WHAT IS NEEDED »
In the material below, list every line carrying the string "العروض".

════════════════════

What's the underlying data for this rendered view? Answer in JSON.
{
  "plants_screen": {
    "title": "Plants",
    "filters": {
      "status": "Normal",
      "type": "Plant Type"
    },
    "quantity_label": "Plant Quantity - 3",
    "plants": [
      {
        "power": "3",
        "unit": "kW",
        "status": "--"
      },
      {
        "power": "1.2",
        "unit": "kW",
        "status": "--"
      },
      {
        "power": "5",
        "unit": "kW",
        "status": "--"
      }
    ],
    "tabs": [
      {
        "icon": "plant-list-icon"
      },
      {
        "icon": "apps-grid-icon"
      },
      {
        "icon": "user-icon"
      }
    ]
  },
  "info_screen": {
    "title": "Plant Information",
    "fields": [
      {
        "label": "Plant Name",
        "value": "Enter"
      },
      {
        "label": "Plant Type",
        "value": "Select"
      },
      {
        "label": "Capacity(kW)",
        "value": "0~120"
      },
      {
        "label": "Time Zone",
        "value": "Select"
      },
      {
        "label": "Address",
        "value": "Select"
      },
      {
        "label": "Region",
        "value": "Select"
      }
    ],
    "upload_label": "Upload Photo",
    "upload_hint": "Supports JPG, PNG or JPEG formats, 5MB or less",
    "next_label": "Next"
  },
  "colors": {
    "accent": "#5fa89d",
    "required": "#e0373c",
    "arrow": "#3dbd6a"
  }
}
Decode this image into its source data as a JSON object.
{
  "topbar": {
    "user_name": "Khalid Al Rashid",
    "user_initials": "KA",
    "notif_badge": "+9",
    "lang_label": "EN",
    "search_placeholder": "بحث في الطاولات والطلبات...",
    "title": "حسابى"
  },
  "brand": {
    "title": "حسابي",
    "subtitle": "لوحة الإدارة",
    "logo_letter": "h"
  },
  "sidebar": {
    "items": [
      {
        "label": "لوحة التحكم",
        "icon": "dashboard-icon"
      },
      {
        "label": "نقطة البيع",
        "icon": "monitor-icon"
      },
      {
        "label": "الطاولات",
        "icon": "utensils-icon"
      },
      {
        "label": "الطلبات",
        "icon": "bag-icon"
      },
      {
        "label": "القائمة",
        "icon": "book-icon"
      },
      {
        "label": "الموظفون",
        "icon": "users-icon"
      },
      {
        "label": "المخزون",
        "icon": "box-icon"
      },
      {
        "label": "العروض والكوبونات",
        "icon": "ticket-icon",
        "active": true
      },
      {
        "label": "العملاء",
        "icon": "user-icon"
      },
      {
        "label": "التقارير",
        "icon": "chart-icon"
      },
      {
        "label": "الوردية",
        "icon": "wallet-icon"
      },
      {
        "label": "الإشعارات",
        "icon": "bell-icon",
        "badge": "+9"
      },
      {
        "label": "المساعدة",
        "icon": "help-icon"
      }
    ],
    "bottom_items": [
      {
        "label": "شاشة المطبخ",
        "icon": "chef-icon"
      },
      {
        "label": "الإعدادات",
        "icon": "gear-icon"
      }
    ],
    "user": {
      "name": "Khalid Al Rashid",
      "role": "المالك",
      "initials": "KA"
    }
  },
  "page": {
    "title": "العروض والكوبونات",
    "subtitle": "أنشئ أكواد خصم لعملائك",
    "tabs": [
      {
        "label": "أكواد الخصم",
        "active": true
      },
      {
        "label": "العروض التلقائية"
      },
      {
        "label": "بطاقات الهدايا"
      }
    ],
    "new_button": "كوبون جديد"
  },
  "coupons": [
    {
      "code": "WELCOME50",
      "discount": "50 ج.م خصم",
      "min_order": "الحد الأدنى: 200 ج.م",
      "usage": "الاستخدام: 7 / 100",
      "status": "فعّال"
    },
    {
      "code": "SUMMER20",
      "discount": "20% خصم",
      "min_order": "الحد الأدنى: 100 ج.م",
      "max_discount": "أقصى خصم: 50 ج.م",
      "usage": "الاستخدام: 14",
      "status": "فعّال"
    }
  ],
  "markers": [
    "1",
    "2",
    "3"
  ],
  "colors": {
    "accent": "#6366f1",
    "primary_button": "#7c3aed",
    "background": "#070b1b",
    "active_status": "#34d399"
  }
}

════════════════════

PROBLEM SOLUTION »
        "label": "العروض والكوبونات",
    "title": "العروض والكوبونات",
        "label": "العروض التلقائية"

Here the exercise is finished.